What's not a hallucination is that Valpa Rosa is dead, probably shot on July 19, although the police didn't come to the couple's home in Browns Mills until two days later, when they were alerted by one of the couple's children, who lives out of state.
Given the drama of the story, what happened on Monday in Mount Holly was fairly routine.
Superior Court Judge Terrence R. Cook ruled, in a short proceeding, that he accepted a medical evaluation that Fredricka Rosa was not mentally competent to stand trial.
Deputy first assistant prosecutor James Ronca did not contest the report. There will be another evaluation, and the court will consider Rosa's competency again on July 22.
At that point, Ronca said, the judge can either ask that the charges be droppedor wait a few more months and have her competency reevaluated. By law, defendants must be able to participate in their own defense.
Fredricka Rosa remains free on 10 percent of $150,000 bail, posted by her family.
In an interview, Ronca was careful to distinguish between Monday's ruling and a separate possible issue that could emerge at a potential trial - whether Rosa was in her right mind when, as alleged, she shot her husband.
"This is a very serious offense," Ronca said. "It's rare for us to have a defendant in a homicide case who lacks the fitness to proceed."
In court, Rosa sat silently in her wheelchair, surrounded by her family, including the granddaughter she thought was being attacked.
Her daughter, Rosetta Rosa, 51, a former aide in a senior citizens' home, now lives with her mother. She said that as she and her siblings were growing up in their secluded home in Browns Mills, the beatings and verbal abuse from her father were constant.
"24-7," she said.
She said her father beat her mother, a homemaker, when she was pregnant, and once knocked out her teeth.
"My mother is a good woman," Rosa said. "But she is mentally, physically, and spiritually sick. My mother is not violent. She's not a murderer. If she was, she would have done this years ago."
In late June or early July, she said, her mother had called police to the house, saying she was being threatened. The police removed two rifles and two handguns.
Her father, who had retired from the Postal Service and the Air Force, successfully petitioned to get the guns back, explaining that his wife had dementia and her complaints against him were unwarranted, the daughter said.

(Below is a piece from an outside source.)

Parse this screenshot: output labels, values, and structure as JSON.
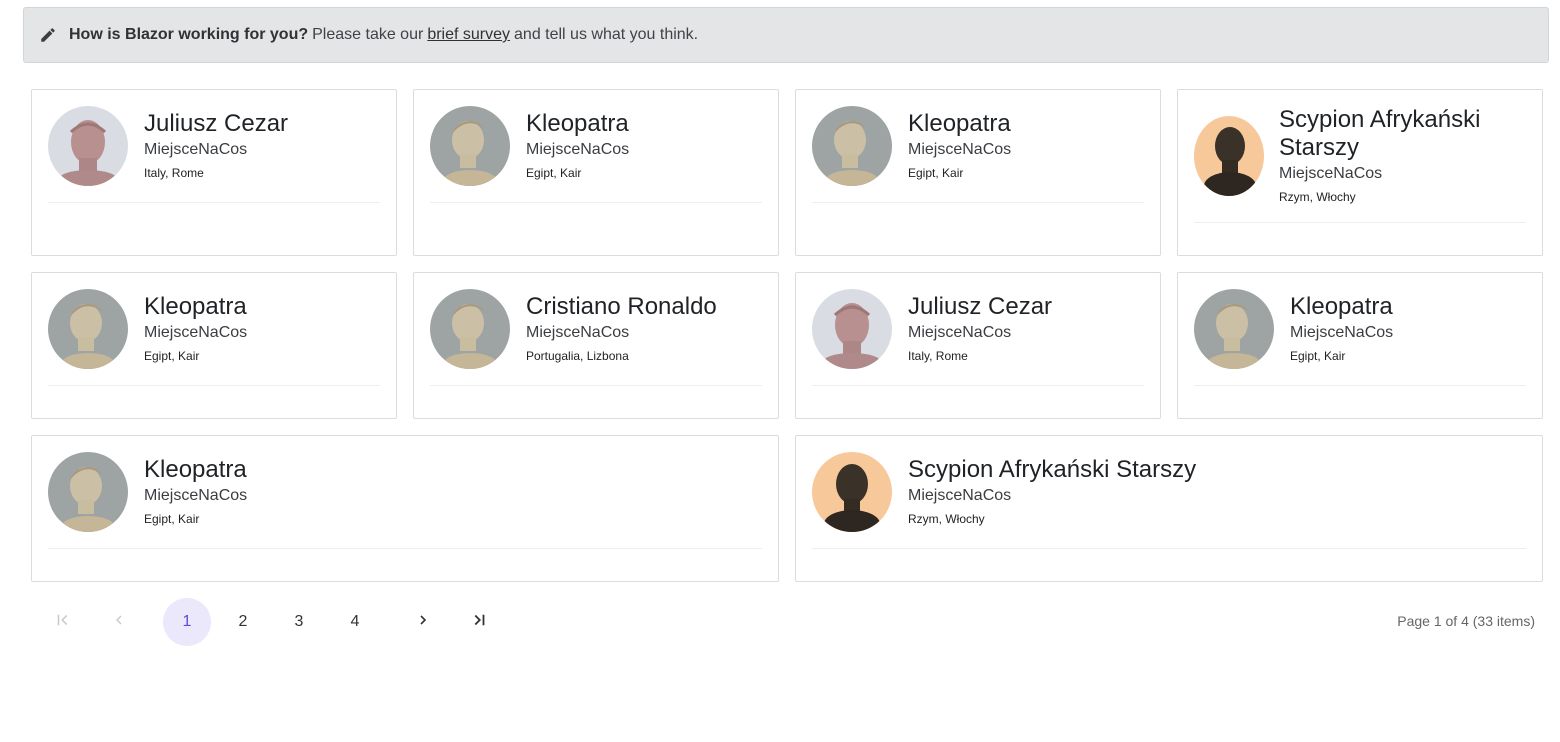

"He just didn't know that God was trying to save his life," Rosa said.
"We never wanted this to happen," she said. "We didn't want him dead. We wanted him to change."

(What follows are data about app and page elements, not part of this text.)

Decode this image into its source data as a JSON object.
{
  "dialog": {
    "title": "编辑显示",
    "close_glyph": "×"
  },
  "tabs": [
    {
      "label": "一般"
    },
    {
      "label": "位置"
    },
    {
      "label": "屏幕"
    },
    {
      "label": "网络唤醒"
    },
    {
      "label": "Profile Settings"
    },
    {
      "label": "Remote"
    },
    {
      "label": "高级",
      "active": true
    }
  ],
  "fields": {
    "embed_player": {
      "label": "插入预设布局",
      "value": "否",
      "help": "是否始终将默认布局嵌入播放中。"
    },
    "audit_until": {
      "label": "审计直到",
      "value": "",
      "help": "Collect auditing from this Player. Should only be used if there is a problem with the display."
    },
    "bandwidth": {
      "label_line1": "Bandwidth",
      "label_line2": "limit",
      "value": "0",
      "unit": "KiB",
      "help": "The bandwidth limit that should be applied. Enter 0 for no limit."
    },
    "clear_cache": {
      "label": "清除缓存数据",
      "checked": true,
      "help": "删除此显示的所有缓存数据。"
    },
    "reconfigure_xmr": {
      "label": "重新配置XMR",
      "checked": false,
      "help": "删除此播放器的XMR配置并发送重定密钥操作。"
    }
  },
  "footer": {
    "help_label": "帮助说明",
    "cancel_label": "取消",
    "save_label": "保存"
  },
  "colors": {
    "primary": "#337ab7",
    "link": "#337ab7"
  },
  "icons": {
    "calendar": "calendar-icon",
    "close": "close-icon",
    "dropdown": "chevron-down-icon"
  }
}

Contact Jane Von Bergen at firstname.lastname@example.org, @JaneVonBergen on Twitter, or at 215-854-2769. Read her workplace blog at www.philly.com/jobbing.